As Michelle Boorstein reported in The Washington Post on Easter Sunday, 23 percent of Americans say they have “no religion,” up from 14 percent in 2000. That makes “no religion” the fastest-growing denomination in the country. More than half of all Americans say they attend religious services once a year or less.

Those figures suggest that we’re well on the way to post-religion America, a country where church buildings have been converted to other uses, congregations disbanded and religious schools closed. It’d be a 21st century Reformation, one that would sweep aside Protestants, Catholics and adherents of every faith. Some might applaud such a change, while others might see it as another consequence of depersonalized digital culture. No matter — I know that I’m one of the perps in this particular cultural heist.

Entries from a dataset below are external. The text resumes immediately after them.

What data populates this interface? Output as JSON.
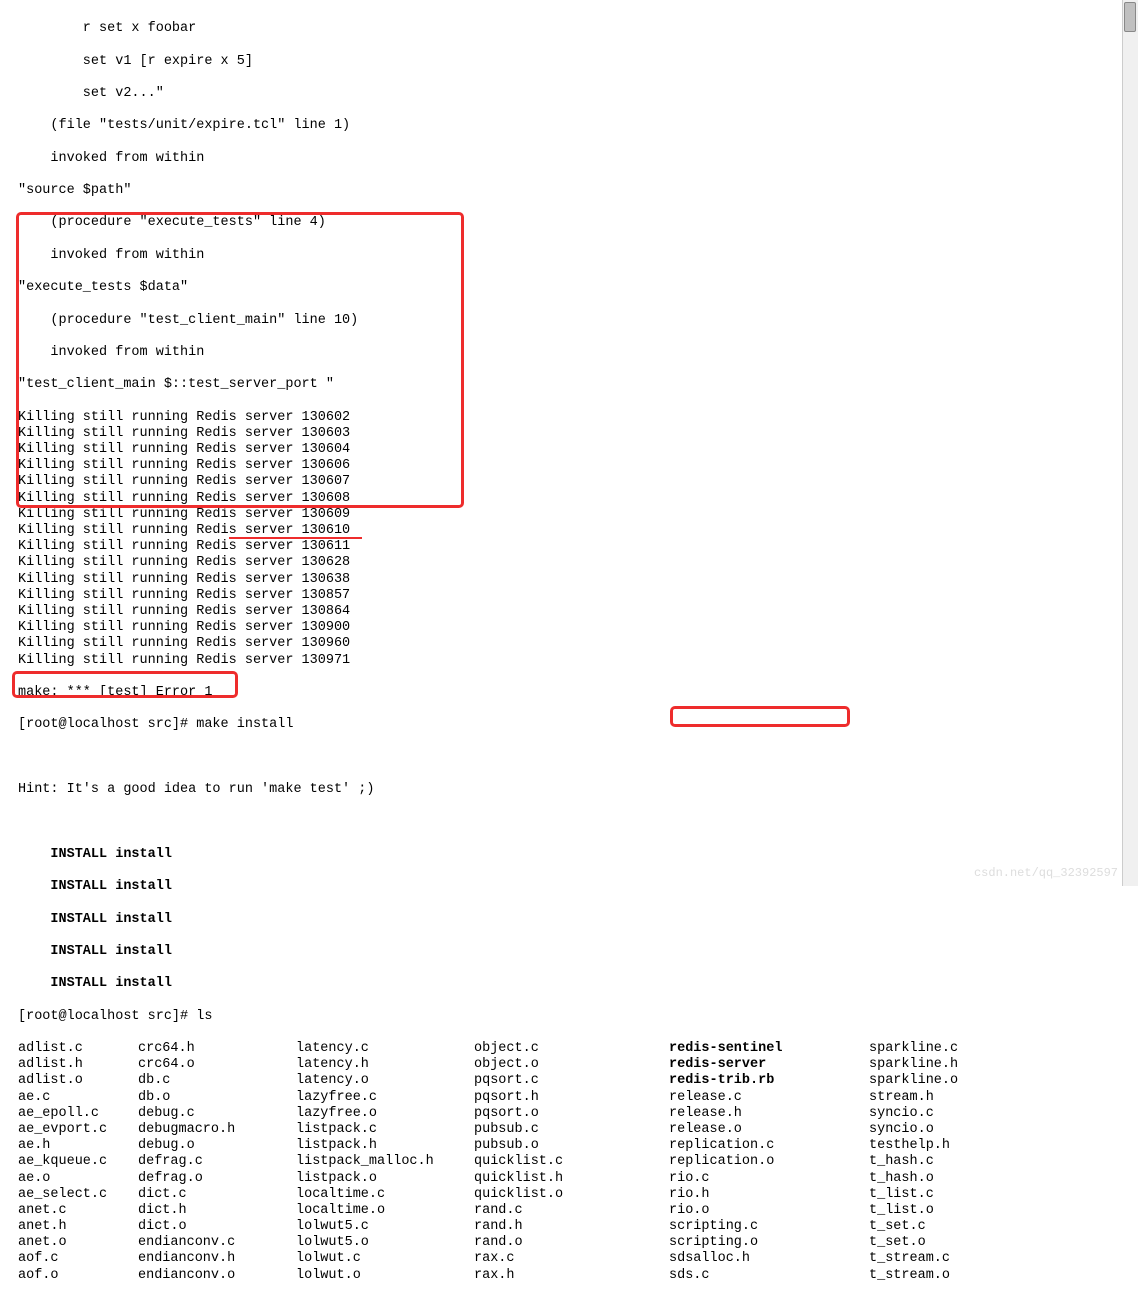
{
  "traceback": {
    "l1": "        r set x foobar",
    "l2": "        set v1 [r expire x 5]",
    "l3": "        set v2...\"",
    "l4": "    (file \"tests/unit/expire.tcl\" line 1)",
    "l5": "    invoked from within",
    "l6": "\"source $path\"",
    "l7": "    (procedure \"execute_tests\" line 4)",
    "l8": "    invoked from within",
    "l9": "\"execute_tests $data\"",
    "l10": "    (procedure \"test_client_main\" line 10)",
    "l11": "    invoked from within",
    "l12": "\"test_client_main $::test_server_port \""
  },
  "killing": {
    "prefix": "Killing still running Redis server ",
    "pids": [
      "130602",
      "130603",
      "130604",
      "130606",
      "130607",
      "130608",
      "130609",
      "130610",
      "130611",
      "130628",
      "130638",
      "130857",
      "130864",
      "130900",
      "130960",
      "130971"
    ]
  },
  "make_error": "make: *** [test] Error 1",
  "prompt1": "[root@localhost src]# make install",
  "hint": "Hint: It's a good idea to run 'make test' ;)",
  "install": {
    "l": "    INSTALL install"
  },
  "prompt2": "[root@localhost src]# ls",
  "files": {
    "bold": [
      "redis-sentinel",
      "redis-server",
      "redis-trib.rb"
    ],
    "cols": [
      [
        "adlist.c",
        "adlist.h",
        "adlist.o",
        "ae.c",
        "ae_epoll.c",
        "ae_evport.c",
        "ae.h",
        "ae_kqueue.c",
        "ae.o",
        "ae_select.c",
        "anet.c",
        "anet.h",
        "anet.o",
        "aof.c",
        "aof.o"
      ],
      [
        "crc64.h",
        "crc64.o",
        "db.c",
        "db.o",
        "debug.c",
        "debugmacro.h",
        "debug.o",
        "defrag.c",
        "defrag.o",
        "dict.c",
        "dict.h",
        "dict.o",
        "endianconv.c",
        "endianconv.h",
        "endianconv.o"
      ],
      [
        "latency.c",
        "latency.h",
        "latency.o",
        "lazyfree.c",
        "lazyfree.o",
        "listpack.c",
        "listpack.h",
        "listpack_malloc.h",
        "listpack.o",
        "localtime.c",
        "localtime.o",
        "lolwut5.c",
        "lolwut5.o",
        "lolwut.c",
        "lolwut.o"
      ],
      [
        "object.c",
        "object.o",
        "pqsort.c",
        "pqsort.h",
        "pqsort.o",
        "pubsub.c",
        "pubsub.o",
        "quicklist.c",
        "quicklist.h",
        "quicklist.o",
        "rand.c",
        "rand.h",
        "rand.o",
        "rax.c",
        "rax.h"
      ],
      [
        "redis-sentinel",
        "redis-server",
        "redis-trib.rb",
        "release.c",
        "release.h",
        "release.o",
        "replication.c",
        "replication.o",
        "rio.c",
        "rio.h",
        "rio.o",
        "scripting.c",
        "scripting.o",
        "sdsalloc.h",
        "sds.c"
      ],
      [
        "sparkline.c",
        "sparkline.h",
        "sparkline.o",
        "stream.h",
        "syncio.c",
        "syncio.o",
        "testhelp.h",
        "t_hash.c",
        "t_hash.o",
        "t_list.c",
        "t_list.o",
        "t_set.c",
        "t_set.o",
        "t_stream.c",
        "t_stream.o"
      ]
    ]
  },
  "watermark": "csdn.net/qq_32392597"
}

My parents were the first couple married in Grace and St. Stephen’s, shortly after it was completed in 1926. I grew up in the church, reluctantly attended Sunday school and benefited from Rector Lindsay Patton’s wise counsel after my father died when I was a teenager. I’ve attended family marriages, funerals and christenings there, but I haven’t been to services for years.

No more excuses, no more Sunday morning trips to the Creek. A week has 168 hours — I can give up staring at my phone for two of them. It’s time to reconnect, and give what I can give, and gratefully accept what is given.

Just don’t ask me to repeat Sunday school.